Sanctions Against Saints Appropriate Due to Link Between Dementia, Concussions
I wanted to take a bit of time to ponder my response to the news of the National Football League’s sanctions of the New Orleans Saints. Yet I find that my initial thoughts haven’t changed during that time – I think the NFL did the right thing to sanction the Saints for their bounty program designed to hurt opposing players so they have to be taken out of the game, often with concussions. I believe that the suspension of Saints head coach Sean Payton for one season and an assistant coach for six games, the indefinite suspension of former defensive coordinator Gregg Williams, and the barring of general manager Mickey Loomis for half of 2012 are the correct decisions. The team fine and loss of two second-round draft picks also send an important message, as does the impending sanctions against individual players who participated in the bounty scheme. And if I was commissioner, I would suggest one more sanction, which I’ll describe later in this sharepost.
I make these statements while acknowledging that I’ve cheered for the Saints in the past, having become a fan of Drew Brees. And as I mentioned in my 2009 sharepost, football has been a part of my life from infanthood when my parents would cheer madly from the top deck of Mile High Stadium for the Denver Broncos (who were not very good at that point in time). Football continued to be part of the culture that I grew up in since I attended Odessa Permian High School, which was the focus of the book, “Friday Night Lights” (and the subsequent movie by that name). And I have lived in a state that worships the Dallas Cowboys, Houston Texans, University of Texas Longhorns and Texas A&M Aggies. Football is king!
Football is an inherently violent sport. However, the Saints’ implicit agreement to place a bounty on opposing players in order to knock them out of the game – most often through a concussion – crosses the line not only in sportsmanship, but in humanity. That’s because research increasingly is showing that concussions can lead to dementia. These findings, quite frankly, trump the list of what’s considered important in football -- winning and championships (including Super Bowl trophies).
So let’s go a little bit into the research. As I mentioned in that 2009 sharepost, one study involved a phone survey of 1,063 retired NFL players and their caregivers by University of Michigan researchers. The researchers found that more than six percent of players who were 50 years old and above reported that they had received a dementia-related diagnosis. This percentage was five times higher than the national average of 1.2 percent. Furthermore, players who were between the ages of 30-49 had a rate of 1.9 percent, which was 19 times higher than the national average of 0.1 percent.

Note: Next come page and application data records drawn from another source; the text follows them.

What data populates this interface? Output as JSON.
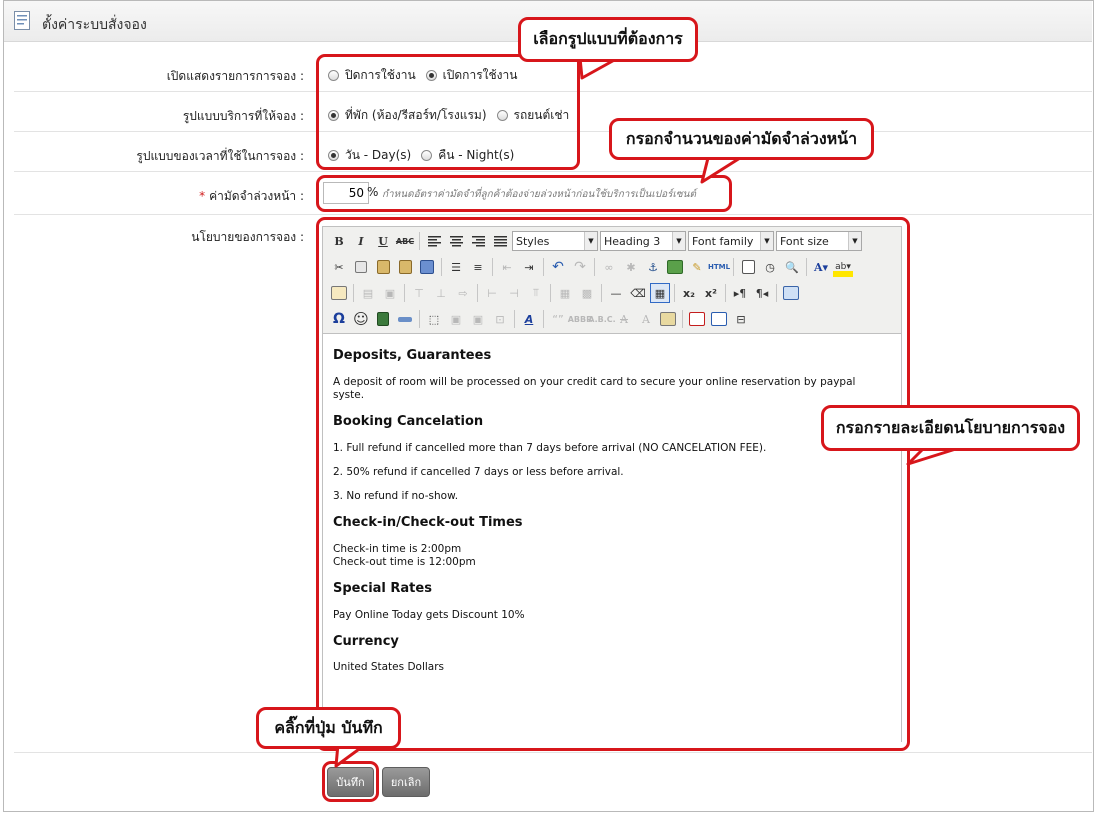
{
  "page": {
    "title": "ตั้งค่าระบบสั่งจอง"
  },
  "form": {
    "show_booking": {
      "label": "เปิดแสดงรายการการจอง :",
      "options": [
        {
          "label": "ปิดการใช้งาน",
          "selected": false
        },
        {
          "label": "เปิดการใช้งาน",
          "selected": true
        }
      ]
    },
    "service_type": {
      "label": "รูปแบบบริการที่ให้จอง :",
      "options": [
        {
          "label": "ที่พัก (ห้อง/รีสอร์ท/โรงแรม)",
          "selected": true
        },
        {
          "label": "รถยนต์เช่า",
          "selected": false
        }
      ]
    },
    "time_unit": {
      "label": "รูปแบบของเวลาที่ใช้ในการจอง :",
      "options": [
        {
          "label": "วัน - Day(s)",
          "selected": true
        },
        {
          "label": "คืน - Night(s)",
          "selected": false
        }
      ]
    },
    "deposit": {
      "label": "ค่ามัดจำล่วงหน้า :",
      "required_mark": "*",
      "value": "50",
      "unit": "%",
      "hint": "กำหนดอัตราค่ามัดจำที่ลูกค้าต้องจ่ายล่วงหน้าก่อนใช้บริการเป็นเปอร์เซนต์"
    },
    "policy": {
      "label": "นโยบายของการจอง :"
    }
  },
  "editor": {
    "selects": {
      "styles": "Styles",
      "format": "Heading 3",
      "font_family": "Font family",
      "font_size": "Font size"
    },
    "content": {
      "h1": "Deposits, Guarantees",
      "p1": "A deposit of room will be processed on your credit card to secure your online reservation by paypal syste.",
      "h2": "Booking Cancelation",
      "p2": "1. Full refund if cancelled more than 7 days before arrival (NO CANCELATION FEE).",
      "p3": "2. 50% refund if cancelled 7 days or less before arrival.",
      "p4": "3. No refund if no-show.",
      "h3": "Check-in/Check-out Times",
      "p5": "Check-in time is 2:00pm",
      "p6": "Check-out time is 12:00pm",
      "h4": "Special Rates",
      "p7": "Pay Online Today gets Discount 10%",
      "h5": "Currency",
      "p8": "United States Dollars"
    }
  },
  "buttons": {
    "save": "บันทึก",
    "cancel": "ยกเลิก"
  },
  "callouts": {
    "choose_format": "เลือกรูปแบบที่ต้องการ",
    "enter_deposit": "กรอกจำนวนของค่ามัดจำล่วงหน้า",
    "enter_policy": "กรอกรายละเอียดนโยบายการจอง",
    "click_save": "คลิ๊กที่ปุ่ม บันทึก"
  },
  "colors": {
    "callout_red": "#d7161b",
    "button_gray": "#7d7d7d"
  }
}
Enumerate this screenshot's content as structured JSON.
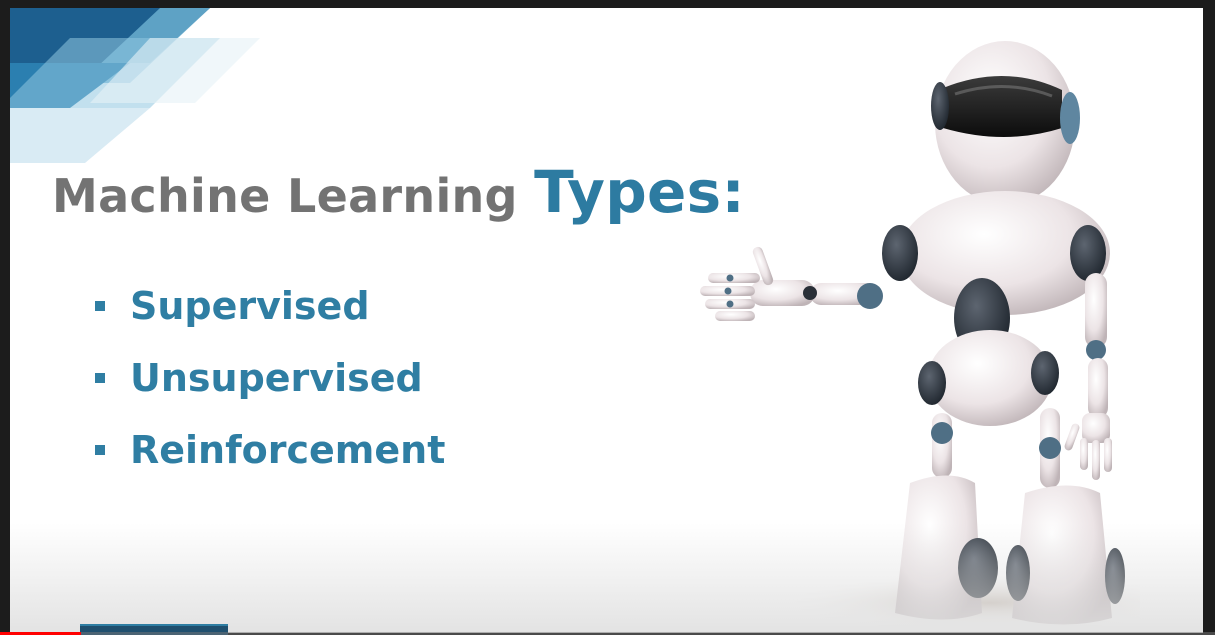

In July 2011, Shirley Wang of The Wall Street Journal described a study that provided more evidence linking concussions sustained during football to dementia. Loyola University Medical Center researchers looked at 500 former NFL players with probably mild cognitive impairment. A small group of these former players had undergone cognitive testing. This small group was then compared with another group who was much older and who had not played professional sports; this second group also had been officially diagnosed with mild cognitive impairment. “The study confirmed that the former football players performed similarly in cognitive testing to the non-sports-playing group, even though they were significantly younger,” Wang reported.
So, you’re now asking, what other sanction would I propose in the Saints’ bounty program? I think the funds collected by the NFL from these sanctions should be used to make a substantial donation to the newly announced Darrell K. Royal Fund for Alzheimer’s Research. Royal, the legendary coach of the University of Texas football team, was recently announced as having Alzheimer’s disease. The fund created in his name will focus on cutting-edge clinical research into Alzheimer’s disease and related dementias. By supporting the Royal Fund, the NFL would send a clear message to players, coaches, team management and the fans that concussions – and the potential for Alzheimer’s or other dementias-- should not be encouraged through bounty programs.